  10. Diana says:

    Darn bunnies…..they are so cute….but you cant tell them to “eat this and not that!” I chase bunnies around my property too. Good luck with the garden!

  11. Marisa says:

    Hey, no need to hate the purslane, it’s edible and actually quite tasty :) Just don’t mistake spotted spurge (kinda similar looking, though purslane is definitely a succulent and spurge is wiry and not something you’d want to eat) for purslane because I think it’s mildly poisonous.

  12. Ayben says:

    Hi, also purslane has so much omega3 in it that if you feed it to chooks, even their eggs will have omega3 in them. It is a very healthy green. It can be cooked or eaten raw in salads. It is very valued in mediterranean countries :)

  13. Robin says:

    You are just too funny catching the bunny with his tongue out! Yep, those that is a Calla Lily. Had all colors in my garden in Virginia. They were perennials there. Used to love cutting them and bringing them in. Just beautiful!

  14. Beth says:

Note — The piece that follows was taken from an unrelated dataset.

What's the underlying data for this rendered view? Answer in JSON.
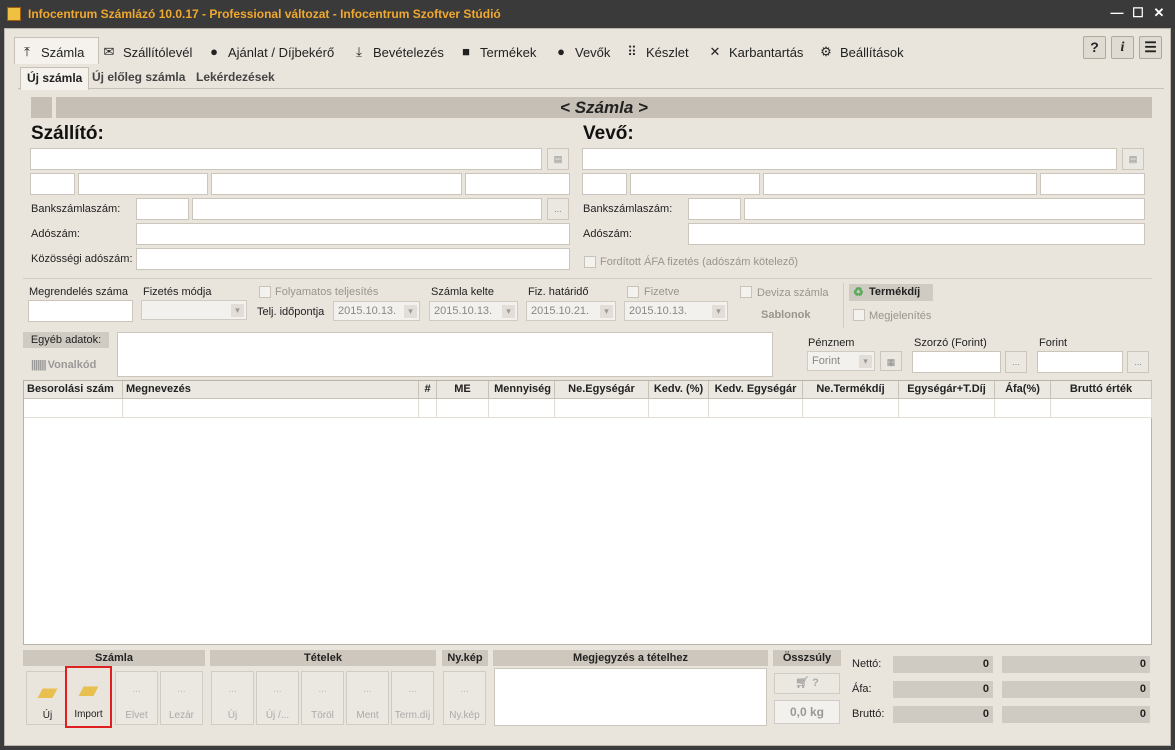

    Ruth is right – cleome self seeds like crazy. I didn’t pay attention to mine last year and this spring I had cleome seedlings over my entire garden. They’re easy to pull though. Let me know if you’d like seeds for pink cleomes.